Apartment leasing in the Twin Cities is soaring at a time when rising mortgage rates — and home prices — are putting homeownership out of reach for a growing number of households.

During the first nine months of the year renters occupied an additional 6,600-plus rentals across the metro area, according to a third-quarter report from Marquette Advisors. That was a 12% increase over 2021 and nearly double the 2017 to 2019 pre-pandemic average.

Citing CoStar's national index, Marquette said year‐to‐date absorption across the country during the third quarter was 40% lower than the pre‐pandemic three-year average.

"In almost all of our markets there's huge demand because there just isn't enough housing," said Santo Dettore, associate vice president of development at Northland, a national multifamily owner, operator and developer that recently broke ground on a 194-unit expansion of the SoRoc on Maine apartments in Rochester.

The company acquired the community in February. When the new apartments are expected to be completed in early 2024, the entire project will have 380 rentals in several buildings.

Dettore said market fundamentals in the Twin Cities are especially strong, and the company is looking for other development opportunities in the metro area and Rochester.

"We have seen continued and sustained demand with supply only slowing," he said. "In other markets, rent growth has slowed."

Apartment construction in the Twin Cities has slowed. So far this year, 6,461 rentals were built compared with 7,900 last year, which was the most in at least a decade.

Steady increases in apartment construction over the past several years has helped relieve what had been a dire shortage of rentals. The market is considered balanced between renters and landlords when there's about 5% average vacancy rate. Until 2020, the vacancy rate remained below 3.5%.

During the third quarter of this year, however, the vacancy rate in the Twin Cities metro area was 4% compared with 3.9% a year ago. Rents remained steady compared with the previous quarter but were up nearly 6% over last year.

Demand varied dramatically by submarket. Collectively, suburban markets reported a vacancy rate of 3.5% during the third quarter, compared with 5.3% in Minneapolis and 5.0% in St. Paul.

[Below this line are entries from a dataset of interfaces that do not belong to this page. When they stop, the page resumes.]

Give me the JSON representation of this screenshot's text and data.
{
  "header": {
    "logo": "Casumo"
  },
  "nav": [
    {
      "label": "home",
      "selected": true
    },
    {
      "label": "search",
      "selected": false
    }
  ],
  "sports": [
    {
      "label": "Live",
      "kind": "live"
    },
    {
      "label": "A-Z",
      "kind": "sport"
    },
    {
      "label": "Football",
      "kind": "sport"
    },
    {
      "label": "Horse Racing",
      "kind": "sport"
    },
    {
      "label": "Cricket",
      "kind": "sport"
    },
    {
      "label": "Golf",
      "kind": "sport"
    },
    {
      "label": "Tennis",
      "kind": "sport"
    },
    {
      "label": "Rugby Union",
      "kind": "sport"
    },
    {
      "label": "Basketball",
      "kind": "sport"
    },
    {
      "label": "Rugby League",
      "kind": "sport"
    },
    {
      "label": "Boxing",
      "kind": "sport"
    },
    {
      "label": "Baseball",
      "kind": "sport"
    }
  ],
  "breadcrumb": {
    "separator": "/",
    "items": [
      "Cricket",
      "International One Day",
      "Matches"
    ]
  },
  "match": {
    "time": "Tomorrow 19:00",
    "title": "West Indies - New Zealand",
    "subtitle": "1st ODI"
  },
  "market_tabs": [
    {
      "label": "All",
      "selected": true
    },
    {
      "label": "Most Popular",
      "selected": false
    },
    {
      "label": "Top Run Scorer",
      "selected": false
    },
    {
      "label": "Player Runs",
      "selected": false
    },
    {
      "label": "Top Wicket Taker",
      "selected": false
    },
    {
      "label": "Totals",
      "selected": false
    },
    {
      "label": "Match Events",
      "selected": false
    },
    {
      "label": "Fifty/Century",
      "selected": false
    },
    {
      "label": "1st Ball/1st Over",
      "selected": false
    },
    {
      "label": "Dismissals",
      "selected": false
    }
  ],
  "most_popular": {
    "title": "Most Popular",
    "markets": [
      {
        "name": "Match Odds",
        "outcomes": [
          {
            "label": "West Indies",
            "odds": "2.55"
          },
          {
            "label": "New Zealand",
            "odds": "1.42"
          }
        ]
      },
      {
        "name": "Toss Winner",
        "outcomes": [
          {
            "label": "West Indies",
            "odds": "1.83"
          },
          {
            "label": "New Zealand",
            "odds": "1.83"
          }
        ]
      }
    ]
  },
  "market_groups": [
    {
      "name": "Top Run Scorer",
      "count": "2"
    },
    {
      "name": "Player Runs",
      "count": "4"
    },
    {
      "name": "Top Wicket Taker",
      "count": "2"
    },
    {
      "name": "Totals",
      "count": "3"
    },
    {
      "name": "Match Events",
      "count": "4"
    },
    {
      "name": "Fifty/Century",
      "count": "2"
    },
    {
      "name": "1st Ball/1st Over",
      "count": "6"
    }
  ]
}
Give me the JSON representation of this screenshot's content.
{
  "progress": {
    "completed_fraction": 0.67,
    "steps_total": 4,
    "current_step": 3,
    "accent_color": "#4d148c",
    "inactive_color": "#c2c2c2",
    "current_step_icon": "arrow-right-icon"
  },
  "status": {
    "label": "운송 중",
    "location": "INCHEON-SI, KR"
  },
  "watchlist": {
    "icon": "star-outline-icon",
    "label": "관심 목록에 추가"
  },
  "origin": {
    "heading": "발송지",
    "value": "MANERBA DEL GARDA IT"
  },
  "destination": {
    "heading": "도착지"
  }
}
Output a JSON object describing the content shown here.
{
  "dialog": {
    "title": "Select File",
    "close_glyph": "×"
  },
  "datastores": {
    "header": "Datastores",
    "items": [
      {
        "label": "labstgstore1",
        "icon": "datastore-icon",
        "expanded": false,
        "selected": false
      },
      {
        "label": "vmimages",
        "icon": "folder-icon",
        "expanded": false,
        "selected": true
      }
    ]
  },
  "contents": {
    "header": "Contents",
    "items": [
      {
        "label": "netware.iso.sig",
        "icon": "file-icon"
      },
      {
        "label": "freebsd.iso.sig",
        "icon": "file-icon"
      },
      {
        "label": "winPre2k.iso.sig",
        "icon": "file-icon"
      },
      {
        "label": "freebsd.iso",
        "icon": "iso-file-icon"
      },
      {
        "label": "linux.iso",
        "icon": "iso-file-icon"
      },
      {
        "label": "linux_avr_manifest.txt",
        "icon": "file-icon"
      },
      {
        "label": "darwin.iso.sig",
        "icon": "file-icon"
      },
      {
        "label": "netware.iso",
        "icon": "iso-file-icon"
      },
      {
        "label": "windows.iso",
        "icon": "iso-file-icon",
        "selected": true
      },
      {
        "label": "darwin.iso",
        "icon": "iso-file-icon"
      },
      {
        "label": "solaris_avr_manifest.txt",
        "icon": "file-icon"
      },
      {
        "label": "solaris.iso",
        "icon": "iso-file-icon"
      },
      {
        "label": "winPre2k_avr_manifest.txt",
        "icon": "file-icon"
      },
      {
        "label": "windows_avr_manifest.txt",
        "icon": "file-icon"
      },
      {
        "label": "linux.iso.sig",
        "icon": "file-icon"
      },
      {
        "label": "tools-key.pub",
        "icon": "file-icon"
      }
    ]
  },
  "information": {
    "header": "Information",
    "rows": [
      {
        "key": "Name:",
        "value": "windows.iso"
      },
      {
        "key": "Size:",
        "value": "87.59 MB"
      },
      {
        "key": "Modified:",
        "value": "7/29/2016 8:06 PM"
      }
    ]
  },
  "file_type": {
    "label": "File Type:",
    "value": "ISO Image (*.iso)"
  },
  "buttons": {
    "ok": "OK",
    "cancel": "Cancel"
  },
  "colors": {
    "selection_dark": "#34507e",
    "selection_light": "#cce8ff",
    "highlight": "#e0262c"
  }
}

The highest vacancy rate was in the Lakeville/Farmington area at 16%. Downtown St. Paul, downtown Minneapolis and Richfield posted vacancy rates in the mid-7% range. Vacancies were lowest in Blaine and Falcon Heights/Lauderdale, less than 2% in both areas.

In both downtowns, the average vacancy rate is lower than during the beginning of the pandemic but still in favor of renters. In both, there's more supply than demand, and some buildings are offering slight rent reductions and one-time rent concessions.

Rents in the Twin Cities during the third quarter averaged $1,398, on par with the second quarter but up 5.9% from last year.

The national real estate research firm Yardi said that across the country, asking rents increased $3 in October to $1,727. Year-over-year, rents increased only 8.2%, the lowest level since last summer and down from a peak of 15.3% during the first quarter.

The Marquette Advisors figures do not include income-restricted and senior housing, which is even more scarce in the metro area.

Normally, demand for rentals is driven by employment growth, in‐migration and household formation, all of which are more tepid than normal. Instead, Marquette attributes the increase in rentals to higher mortgage rates that made it difficult for a growing number of people to buy a house.

"These for‐sale market challenges are likely to persist for a significant period of time, propping up demand for rentals," said Brent Wittenberg, vice president at Marquette.